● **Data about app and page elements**
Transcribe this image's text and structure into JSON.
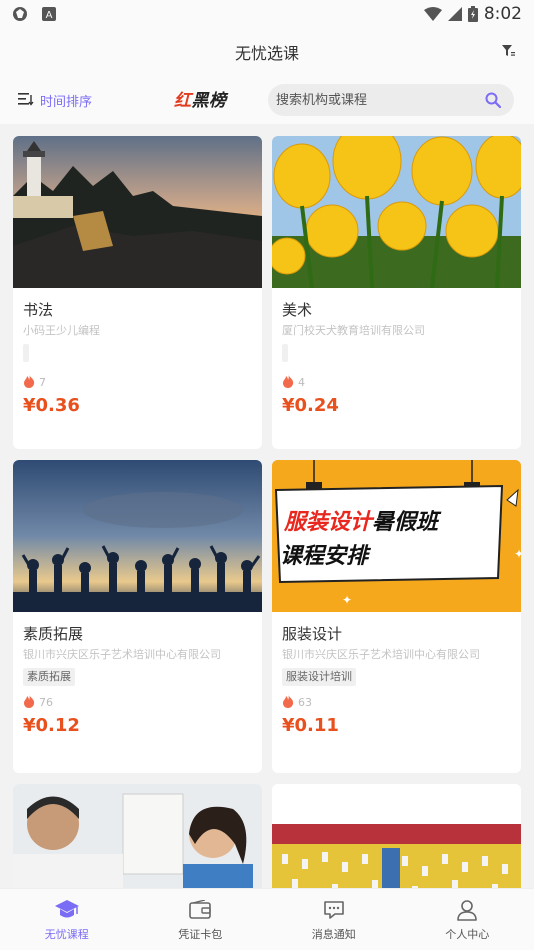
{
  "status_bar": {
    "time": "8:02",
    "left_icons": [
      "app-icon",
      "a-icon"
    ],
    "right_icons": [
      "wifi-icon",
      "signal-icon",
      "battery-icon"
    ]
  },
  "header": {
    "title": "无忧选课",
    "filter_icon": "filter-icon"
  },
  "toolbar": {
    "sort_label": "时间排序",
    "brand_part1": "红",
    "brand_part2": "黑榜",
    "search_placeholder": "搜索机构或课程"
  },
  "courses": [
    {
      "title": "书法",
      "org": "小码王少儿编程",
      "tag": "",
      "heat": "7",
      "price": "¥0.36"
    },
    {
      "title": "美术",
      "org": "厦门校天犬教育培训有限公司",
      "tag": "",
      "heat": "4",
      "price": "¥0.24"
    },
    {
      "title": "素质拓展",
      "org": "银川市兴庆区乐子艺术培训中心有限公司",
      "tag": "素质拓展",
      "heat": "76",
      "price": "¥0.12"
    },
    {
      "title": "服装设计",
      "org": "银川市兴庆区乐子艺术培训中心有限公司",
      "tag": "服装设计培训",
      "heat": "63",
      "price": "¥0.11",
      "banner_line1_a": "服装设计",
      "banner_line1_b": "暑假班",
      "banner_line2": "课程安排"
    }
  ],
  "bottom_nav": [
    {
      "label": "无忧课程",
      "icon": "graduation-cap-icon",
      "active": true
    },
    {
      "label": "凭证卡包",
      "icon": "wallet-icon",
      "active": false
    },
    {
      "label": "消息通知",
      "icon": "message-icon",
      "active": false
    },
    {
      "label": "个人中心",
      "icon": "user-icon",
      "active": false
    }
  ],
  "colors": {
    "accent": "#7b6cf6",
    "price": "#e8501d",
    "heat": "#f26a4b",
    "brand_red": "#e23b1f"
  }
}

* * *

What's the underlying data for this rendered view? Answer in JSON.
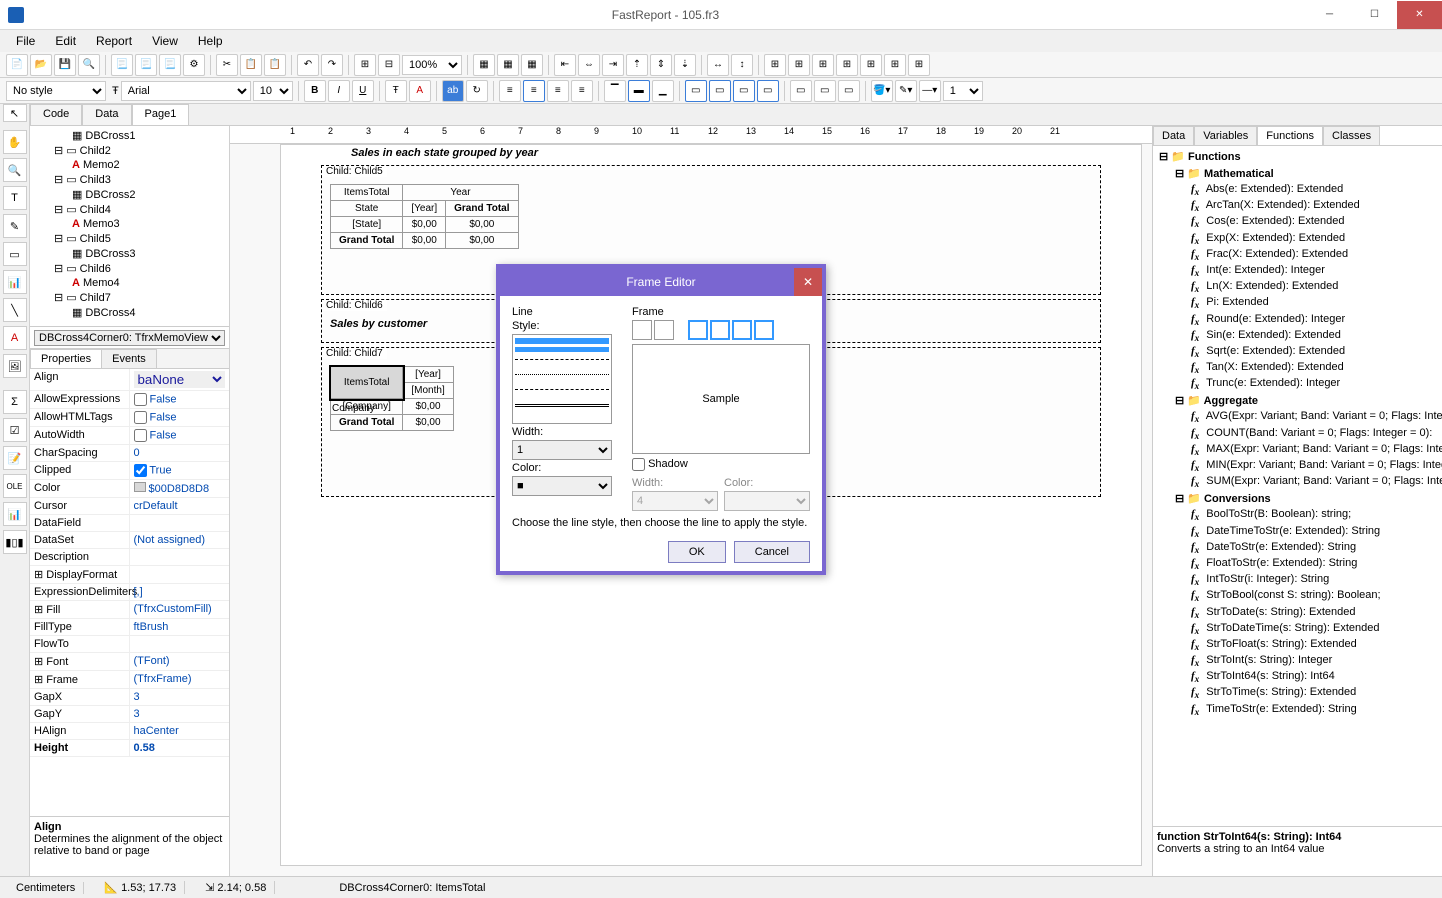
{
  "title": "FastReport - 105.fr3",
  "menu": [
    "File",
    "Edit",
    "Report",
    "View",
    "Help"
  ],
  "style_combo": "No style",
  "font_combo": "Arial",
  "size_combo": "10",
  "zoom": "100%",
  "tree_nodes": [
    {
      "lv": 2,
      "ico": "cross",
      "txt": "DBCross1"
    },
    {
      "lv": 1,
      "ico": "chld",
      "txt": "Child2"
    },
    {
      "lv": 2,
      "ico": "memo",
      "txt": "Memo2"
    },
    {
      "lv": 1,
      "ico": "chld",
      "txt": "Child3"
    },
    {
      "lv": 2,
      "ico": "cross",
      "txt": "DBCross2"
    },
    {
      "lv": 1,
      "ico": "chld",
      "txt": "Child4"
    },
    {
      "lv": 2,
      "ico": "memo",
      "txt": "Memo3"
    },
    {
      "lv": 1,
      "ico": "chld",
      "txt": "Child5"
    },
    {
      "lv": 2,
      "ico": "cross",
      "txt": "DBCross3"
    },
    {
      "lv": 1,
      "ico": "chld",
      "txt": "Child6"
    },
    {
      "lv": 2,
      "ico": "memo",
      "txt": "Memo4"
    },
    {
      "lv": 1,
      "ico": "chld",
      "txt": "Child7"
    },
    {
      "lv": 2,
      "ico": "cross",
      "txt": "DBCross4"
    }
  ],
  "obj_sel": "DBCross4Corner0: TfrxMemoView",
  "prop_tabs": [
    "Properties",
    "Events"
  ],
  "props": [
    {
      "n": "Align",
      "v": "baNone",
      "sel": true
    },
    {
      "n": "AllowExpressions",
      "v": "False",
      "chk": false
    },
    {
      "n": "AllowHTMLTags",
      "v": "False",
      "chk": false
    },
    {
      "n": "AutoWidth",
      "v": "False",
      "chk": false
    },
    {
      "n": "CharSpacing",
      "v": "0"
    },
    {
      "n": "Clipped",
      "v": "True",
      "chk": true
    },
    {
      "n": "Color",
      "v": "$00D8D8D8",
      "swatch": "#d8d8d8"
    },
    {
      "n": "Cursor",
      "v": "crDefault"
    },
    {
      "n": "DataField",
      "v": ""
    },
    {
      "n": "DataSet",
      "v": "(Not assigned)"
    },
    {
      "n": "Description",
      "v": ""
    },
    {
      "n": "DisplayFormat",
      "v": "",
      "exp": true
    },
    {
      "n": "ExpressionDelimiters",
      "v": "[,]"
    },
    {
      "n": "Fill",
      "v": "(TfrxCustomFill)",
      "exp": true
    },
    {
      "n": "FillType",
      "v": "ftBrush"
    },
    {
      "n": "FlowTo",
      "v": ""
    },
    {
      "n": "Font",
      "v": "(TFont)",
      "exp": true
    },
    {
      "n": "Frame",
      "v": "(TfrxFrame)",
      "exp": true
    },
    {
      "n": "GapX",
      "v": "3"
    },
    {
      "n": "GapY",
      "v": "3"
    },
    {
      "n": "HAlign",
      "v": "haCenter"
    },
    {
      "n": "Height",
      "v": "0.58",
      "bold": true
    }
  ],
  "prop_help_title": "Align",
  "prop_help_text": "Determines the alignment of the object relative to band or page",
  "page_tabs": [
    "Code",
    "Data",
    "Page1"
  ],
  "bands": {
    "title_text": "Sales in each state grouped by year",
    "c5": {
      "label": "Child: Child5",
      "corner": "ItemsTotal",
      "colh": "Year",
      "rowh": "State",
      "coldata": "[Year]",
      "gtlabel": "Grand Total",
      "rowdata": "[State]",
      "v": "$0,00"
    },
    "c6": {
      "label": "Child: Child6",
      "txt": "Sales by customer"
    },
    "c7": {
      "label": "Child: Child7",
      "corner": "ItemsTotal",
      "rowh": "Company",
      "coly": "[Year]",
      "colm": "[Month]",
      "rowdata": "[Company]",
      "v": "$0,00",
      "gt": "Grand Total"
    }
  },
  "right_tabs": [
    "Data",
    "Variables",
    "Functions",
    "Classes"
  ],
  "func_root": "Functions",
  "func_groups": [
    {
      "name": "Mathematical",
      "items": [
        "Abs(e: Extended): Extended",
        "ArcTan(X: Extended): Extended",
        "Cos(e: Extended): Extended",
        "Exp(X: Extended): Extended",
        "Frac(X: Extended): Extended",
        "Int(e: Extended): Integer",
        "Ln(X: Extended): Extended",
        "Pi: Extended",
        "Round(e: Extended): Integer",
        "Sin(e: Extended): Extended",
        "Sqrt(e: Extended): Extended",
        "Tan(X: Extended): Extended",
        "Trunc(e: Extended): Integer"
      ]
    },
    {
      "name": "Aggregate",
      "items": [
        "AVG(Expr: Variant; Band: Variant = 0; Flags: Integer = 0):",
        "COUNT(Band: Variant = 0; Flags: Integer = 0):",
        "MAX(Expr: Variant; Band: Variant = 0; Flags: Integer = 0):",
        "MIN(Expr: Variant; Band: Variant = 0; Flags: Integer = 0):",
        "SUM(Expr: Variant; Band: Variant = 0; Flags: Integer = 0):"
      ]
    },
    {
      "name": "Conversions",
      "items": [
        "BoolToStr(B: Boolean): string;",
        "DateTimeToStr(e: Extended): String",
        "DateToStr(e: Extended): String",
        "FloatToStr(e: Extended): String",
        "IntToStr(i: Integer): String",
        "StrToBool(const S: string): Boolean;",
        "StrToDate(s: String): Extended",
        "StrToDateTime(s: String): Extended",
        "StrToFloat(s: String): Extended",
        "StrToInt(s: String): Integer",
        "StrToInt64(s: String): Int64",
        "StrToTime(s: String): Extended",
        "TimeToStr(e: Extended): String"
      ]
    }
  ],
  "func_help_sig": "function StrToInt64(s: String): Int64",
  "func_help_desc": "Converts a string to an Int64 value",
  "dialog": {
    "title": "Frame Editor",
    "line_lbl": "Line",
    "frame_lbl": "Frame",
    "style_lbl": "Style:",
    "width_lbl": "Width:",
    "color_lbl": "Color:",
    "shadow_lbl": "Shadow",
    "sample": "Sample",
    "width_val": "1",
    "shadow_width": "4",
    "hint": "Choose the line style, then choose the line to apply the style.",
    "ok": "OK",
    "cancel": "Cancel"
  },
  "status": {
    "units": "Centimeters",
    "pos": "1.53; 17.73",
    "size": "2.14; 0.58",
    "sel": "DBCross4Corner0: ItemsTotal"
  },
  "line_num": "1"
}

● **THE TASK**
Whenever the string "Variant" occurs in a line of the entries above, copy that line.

● **REPLY TO THE EXERCISE**
        "AVG(Expr: Variant; Band: Variant = 0; Flags: Integer = 0):",
        "COUNT(Band: Variant = 0; Flags: Integer = 0):",
        "MAX(Expr: Variant; Band: Variant = 0; Flags: Integer = 0):",
        "MIN(Expr: Variant; Band: Variant = 0; Flags: Integer = 0):",
        "SUM(Expr: Variant; Band: Variant = 0; Flags: Integer = 0):"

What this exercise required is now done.